◆ What the task asks ◆
Go through the records and show each line where the word "title" occurs.

◆ Available data ◆
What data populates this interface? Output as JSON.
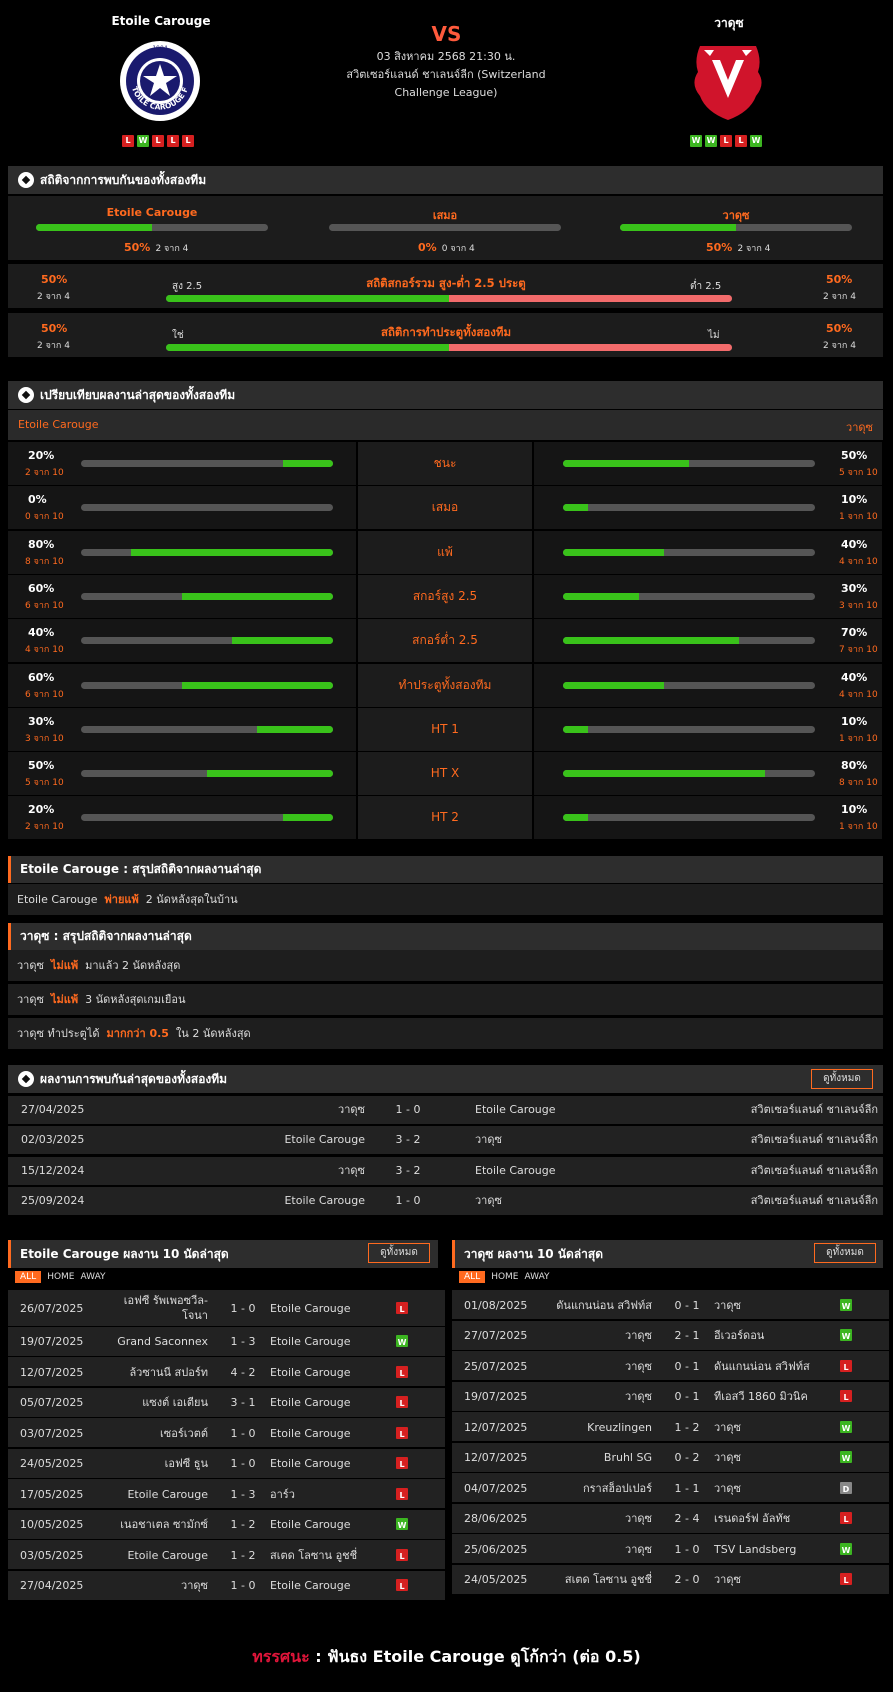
{
  "match": {
    "home": "Etoile Carouge",
    "away": "วาดุซ",
    "vs": "VS",
    "date": "03 สิงหาคม 2568 21:30 น.",
    "league1": "สวิตเซอร์แลนด์ ชาเลนจ์ลีก (Switzerland",
    "league2": "Challenge League)",
    "home_form": [
      "L",
      "W",
      "L",
      "L",
      "L"
    ],
    "away_form": [
      "W",
      "W",
      "L",
      "L",
      "W"
    ],
    "home_logo_text": "ETOILE CAROUGE FC",
    "home_logo_year": "1904"
  },
  "h2h_stats": {
    "title": "สถิติจากการพบกันของทั้งสองทีม",
    "cols": [
      {
        "label": "Etoile Carouge",
        "pct": "50%",
        "of": "2 จาก 4",
        "fill": 0.5
      },
      {
        "label": "เสมอ",
        "pct": "0%",
        "of": "0 จาก 4",
        "fill": 0
      },
      {
        "label": "วาดุซ",
        "pct": "50%",
        "of": "2 จาก 4",
        "fill": 0.5
      }
    ],
    "ou": {
      "title": "สถิติสกอร์รวม สูง-ต่ำ 2.5 ประตู",
      "left_label": "สูง 2.5",
      "right_label": "ต่ำ 2.5",
      "lpct": "50%",
      "lof": "2 จาก 4",
      "rpct": "50%",
      "rof": "2 จาก 4",
      "fill": 0.5
    },
    "btts": {
      "title": "สถิติการทำประตูทั้งสองทีม",
      "left_label": "ใช่",
      "right_label": "ไม่",
      "lpct": "50%",
      "lof": "2 จาก 4",
      "rpct": "50%",
      "rof": "2 จาก 4",
      "fill": 0.5
    }
  },
  "compare": {
    "title": "เปรียบเทียบผลงานล่าสุดของทั้งสองทีม",
    "home": "Etoile Carouge",
    "away": "วาดุซ",
    "rows": [
      {
        "label": "ชนะ",
        "lp": "20%",
        "lo": "2 จาก 10",
        "lf": 0.2,
        "rp": "50%",
        "ro": "5 จาก 10",
        "rf": 0.5
      },
      {
        "label": "เสมอ",
        "lp": "0%",
        "lo": "0 จาก 10",
        "lf": 0,
        "rp": "10%",
        "ro": "1 จาก 10",
        "rf": 0.1
      },
      {
        "label": "แพ้",
        "lp": "80%",
        "lo": "8 จาก 10",
        "lf": 0.8,
        "rp": "40%",
        "ro": "4 จาก 10",
        "rf": 0.4
      },
      {
        "label": "สกอร์สูง 2.5",
        "lp": "60%",
        "lo": "6 จาก 10",
        "lf": 0.6,
        "rp": "30%",
        "ro": "3 จาก 10",
        "rf": 0.3
      },
      {
        "label": "สกอร์ต่ำ 2.5",
        "lp": "40%",
        "lo": "4 จาก 10",
        "lf": 0.4,
        "rp": "70%",
        "ro": "7 จาก 10",
        "rf": 0.7
      },
      {
        "label": "ทำประตูทั้งสองทีม",
        "lp": "60%",
        "lo": "6 จาก 10",
        "lf": 0.6,
        "rp": "40%",
        "ro": "4 จาก 10",
        "rf": 0.4
      },
      {
        "label": "HT 1",
        "lp": "30%",
        "lo": "3 จาก 10",
        "lf": 0.3,
        "rp": "10%",
        "ro": "1 จาก 10",
        "rf": 0.1
      },
      {
        "label": "HT X",
        "lp": "50%",
        "lo": "5 จาก 10",
        "lf": 0.5,
        "rp": "80%",
        "ro": "8 จาก 10",
        "rf": 0.8
      },
      {
        "label": "HT 2",
        "lp": "20%",
        "lo": "2 จาก 10",
        "lf": 0.2,
        "rp": "10%",
        "ro": "1 จาก 10",
        "rf": 0.1
      }
    ]
  },
  "summary_home": {
    "title": "Etoile Carouge : สรุปสถิติจากผลงานล่าสุด",
    "rows": [
      {
        "a": "Etoile Carouge",
        "b": "พ่ายแพ้",
        "c": "2 นัดหลังสุดในบ้าน"
      }
    ]
  },
  "summary_away": {
    "title": "วาดุซ : สรุปสถิติจากผลงานล่าสุด",
    "rows": [
      {
        "a": "วาดุซ",
        "b": "ไม่แพ้",
        "c": "มาแล้ว 2 นัดหลังสุด"
      },
      {
        "a": "วาดุซ",
        "b": "ไม่แพ้",
        "c": "3 นัดหลังสุดเกมเยือน"
      }
    ],
    "row3": {
      "a": "วาดุซ ทำประตูได้",
      "b": "มากกว่า 0.5",
      "c": "ใน 2 นัดหลังสุด"
    }
  },
  "h2h_results": {
    "title": "ผลงานการพบกันล่าสุดของทั้งสองทีม",
    "button": "ดูทั้งหมด",
    "rows": [
      {
        "date": "27/04/2025",
        "home": "วาดุซ",
        "score": "1 - 0",
        "away": "Etoile Carouge",
        "league": "สวิตเซอร์แลนด์ ชาเลนจ์ลีก"
      },
      {
        "date": "02/03/2025",
        "home": "Etoile Carouge",
        "score": "3 - 2",
        "away": "วาดุซ",
        "league": "สวิตเซอร์แลนด์ ชาเลนจ์ลีก"
      },
      {
        "date": "15/12/2024",
        "home": "วาดุซ",
        "score": "3 - 2",
        "away": "Etoile Carouge",
        "league": "สวิตเซอร์แลนด์ ชาเลนจ์ลีก"
      },
      {
        "date": "25/09/2024",
        "home": "Etoile Carouge",
        "score": "1 - 0",
        "away": "วาดุซ",
        "league": "สวิตเซอร์แลนด์ ชาเลนจ์ลีก"
      }
    ]
  },
  "tabs": {
    "all": "ALL",
    "home": "HOME",
    "away": "AWAY"
  },
  "home_last": {
    "title": "Etoile Carouge ผลงาน 10 นัดล่าสุด",
    "button": "ดูทั้งหมด",
    "rows": [
      {
        "date": "26/07/2025",
        "home": "เอฟซี รัพเพอซวีล-",
        "home2": "โจนา",
        "score": "1 - 0",
        "away": "Etoile Carouge",
        "r": "L"
      },
      {
        "date": "19/07/2025",
        "home": "Grand Saconnex",
        "score": "1 - 3",
        "away": "Etoile Carouge",
        "r": "W"
      },
      {
        "date": "12/07/2025",
        "home": "ล้วซานนี สปอร์ท",
        "score": "4 - 2",
        "away": "Etoile Carouge",
        "r": "L"
      },
      {
        "date": "05/07/2025",
        "home": "แซงต์ เอเตียน",
        "score": "3 - 1",
        "away": "Etoile Carouge",
        "r": "L"
      },
      {
        "date": "03/07/2025",
        "home": "เซอร์เวตต์",
        "score": "1 - 0",
        "away": "Etoile Carouge",
        "r": "L"
      },
      {
        "date": "24/05/2025",
        "home": "เอฟซี ธูน",
        "score": "1 - 0",
        "away": "Etoile Carouge",
        "r": "L"
      },
      {
        "date": "17/05/2025",
        "home": "Etoile Carouge",
        "score": "1 - 3",
        "away": "อาร์ว",
        "r": "L"
      },
      {
        "date": "10/05/2025",
        "home": "เนอชาเตล ซามักซ์",
        "score": "1 - 2",
        "away": "Etoile Carouge",
        "r": "W"
      },
      {
        "date": "03/05/2025",
        "home": "Etoile Carouge",
        "score": "1 - 2",
        "away": "สเตด โลซาน อูชชี่",
        "r": "L"
      },
      {
        "date": "27/04/2025",
        "home": "วาดุซ",
        "score": "1 - 0",
        "away": "Etoile Carouge",
        "r": "L"
      }
    ]
  },
  "away_last": {
    "title": "วาดุซ ผลงาน 10 นัดล่าสุด",
    "button": "ดูทั้งหมด",
    "rows": [
      {
        "date": "01/08/2025",
        "home": "ดันแกนน่อน สวิฟท์ส",
        "score": "0 - 1",
        "away": "วาดุซ",
        "r": "W"
      },
      {
        "date": "27/07/2025",
        "home": "วาดุซ",
        "score": "2 - 1",
        "away": "อีเวอร์ดอน",
        "r": "W"
      },
      {
        "date": "25/07/2025",
        "home": "วาดุซ",
        "score": "0 - 1",
        "away": "ดันแกนน่อน สวิฟท์ส",
        "r": "L"
      },
      {
        "date": "19/07/2025",
        "home": "วาดุซ",
        "score": "0 - 1",
        "away": "ทีเอสวี 1860 มิวนิค",
        "r": "L"
      },
      {
        "date": "12/07/2025",
        "home": "Kreuzlingen",
        "score": "1 - 2",
        "away": "วาดุซ",
        "r": "W"
      },
      {
        "date": "12/07/2025",
        "home": "Bruhl SG",
        "score": "0 - 2",
        "away": "วาดุซ",
        "r": "W"
      },
      {
        "date": "04/07/2025",
        "home": "กราสฮ็อปเปอร์",
        "score": "1 - 1",
        "away": "วาดุซ",
        "r": "D"
      },
      {
        "date": "28/06/2025",
        "home": "วาดุซ",
        "score": "2 - 4",
        "away": "เรนดอร์ฟ อัลทัช",
        "r": "L"
      },
      {
        "date": "25/06/2025",
        "home": "วาดุซ",
        "score": "1 - 0",
        "away": "TSV Landsberg",
        "r": "W"
      },
      {
        "date": "24/05/2025",
        "home": "สเตด โลซาน อูชชี่",
        "score": "2 - 0",
        "away": "วาดุซ",
        "r": "L"
      }
    ]
  },
  "verdict": {
    "label": "ทรรศนะ",
    "sep": ":",
    "text": "ฟันธง Etoile Carouge ดูโก้กว่า (ต่อ 0.5)"
  }
}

◆ Task response ◆
    "title": "สถิติจากการพบกันของทั้งสองทีม",
      "title": "สถิติสกอร์รวม สูง-ต่ำ 2.5 ประตู",
      "title": "สถิติการทำประตูทั้งสองทีม",
    "title": "เปรียบเทียบผลงานล่าสุดของทั้งสองทีม",
    "title": "Etoile Carouge : สรุปสถิติจากผลงานล่าสุด",
    "title": "วาดุซ : สรุปสถิติจากผลงานล่าสุด",
    "title": "ผลงานการพบกันล่าสุดของทั้งสองทีม",
    "title": "Etoile Carouge ผลงาน 10 นัดล่าสุด",
    "title": "วาดุซ ผลงาน 10 นัดล่าสุด",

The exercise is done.